> [Problem requirements] Give back the full listing, character for character, with no pictures.

> [Data supplied]

□ □ □

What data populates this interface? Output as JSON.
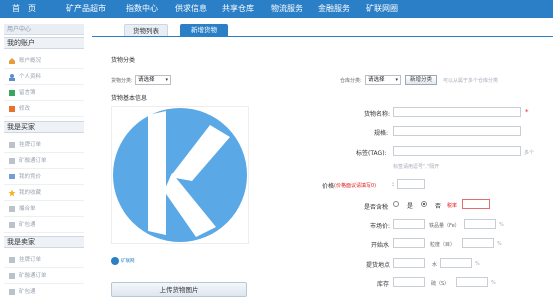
{
  "nav": {
    "items": [
      "首　页",
      "矿产品超市",
      "指数中心",
      "供求信息",
      "共享仓库",
      "物流服务",
      "金融服务",
      "矿联网圈"
    ]
  },
  "sidebar": {
    "header": "用户中心",
    "account_title": "我的账户",
    "account_items": [
      "账户概况",
      "个人资料",
      "留言簿",
      "修改"
    ],
    "buyer_title": "我是买家",
    "buyer_items": [
      "挂牌订单",
      "矿融通订单",
      "我的竞价",
      "我的收藏",
      "撮合单",
      "矿包通"
    ],
    "seller_title": "我是卖家",
    "seller_items": [
      "挂牌订单",
      "矿融通订单",
      "矿包通"
    ]
  },
  "tabs": {
    "list": "货物列表",
    "add": "新增货物"
  },
  "form": {
    "category_section": "货物分类",
    "goods_category_label": "货物分类:",
    "goods_category_value": "请选择",
    "warehouse_category_label": "仓库分类:",
    "warehouse_category_value": "请选择",
    "add_category_button": "新增分类",
    "warehouse_hint": "可以从属于多个仓库分类",
    "basic_section": "货物基本信息",
    "name_label": "货物名称:",
    "spec_label": "规格:",
    "tag_label": "标签(TAG):",
    "tag_hint": "多个",
    "tag_example": "标签请用逗号\",\"隔开",
    "price_label": "价格",
    "price_note": "(价格面议请填写0)",
    "price_colon": ":",
    "tax_label": "是否含税",
    "tax_yes": "是",
    "tax_no": "否",
    "tax_rate_label": "税率",
    "market_label": "市场价:",
    "iron_label": "铁品量（Fe）",
    "percent": "%",
    "opening_label": "开始水",
    "water_label": "粒度（目）",
    "delivery_label": "提货地点",
    "water2_label": "水",
    "stock_label": "库存",
    "sulfur_label": "硫（S）",
    "upload_button": "上传货物图片",
    "logo_text": "矿联网"
  },
  "colors": {
    "brand_blue": "#2a7fc7",
    "logo_blue": "#5aa9e6",
    "required_red": "#e02020"
  }
}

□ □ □

> [Result]
What data populates this interface? Output as JSON.
{
  "nav": {
    "items": [
      "首　页",
      "矿产品超市",
      "指数中心",
      "供求信息",
      "共享仓库",
      "物流服务",
      "金融服务",
      "矿联网圈"
    ]
  },
  "sidebar": {
    "header": "用户中心",
    "account_title": "我的账户",
    "account_items": [
      "账户概况",
      "个人资料",
      "留言簿",
      "修改"
    ],
    "buyer_title": "我是买家",
    "buyer_items": [
      "挂牌订单",
      "矿融通订单",
      "我的竞价",
      "我的收藏",
      "撮合单",
      "矿包通"
    ],
    "seller_title": "我是卖家",
    "seller_items": [
      "挂牌订单",
      "矿融通订单",
      "矿包通"
    ]
  },
  "tabs": {
    "list": "货物列表",
    "add": "新增货物"
  },
  "form": {
    "category_section": "货物分类",
    "goods_category_label": "货物分类:",
    "goods_category_value": "请选择",
    "warehouse_category_label": "仓库分类:",
    "warehouse_category_value": "请选择",
    "add_category_button": "新增分类",
    "warehouse_hint": "可以从属于多个仓库分类",
    "basic_section": "货物基本信息",
    "name_label": "货物名称:",
    "spec_label": "规格:",
    "tag_label": "标签(TAG):",
    "tag_hint": "多个",
    "tag_example": "标签请用逗号\",\"隔开",
    "price_label": "价格",
    "price_note": "(价格面议请填写0)",
    "price_colon": ":",
    "tax_label": "是否含税",
    "tax_yes": "是",
    "tax_no": "否",
    "tax_rate_label": "税率",
    "market_label": "市场价:",
    "iron_label": "铁品量（Fe）",
    "percent": "%",
    "opening_label": "开始水",
    "water_label": "粒度（目）",
    "delivery_label": "提货地点",
    "water2_label": "水",
    "stock_label": "库存",
    "sulfur_label": "硫（S）",
    "upload_button": "上传货物图片",
    "logo_text": "矿联网"
  },
  "colors": {
    "brand_blue": "#2a7fc7",
    "logo_blue": "#5aa9e6",
    "required_red": "#e02020"
  }
}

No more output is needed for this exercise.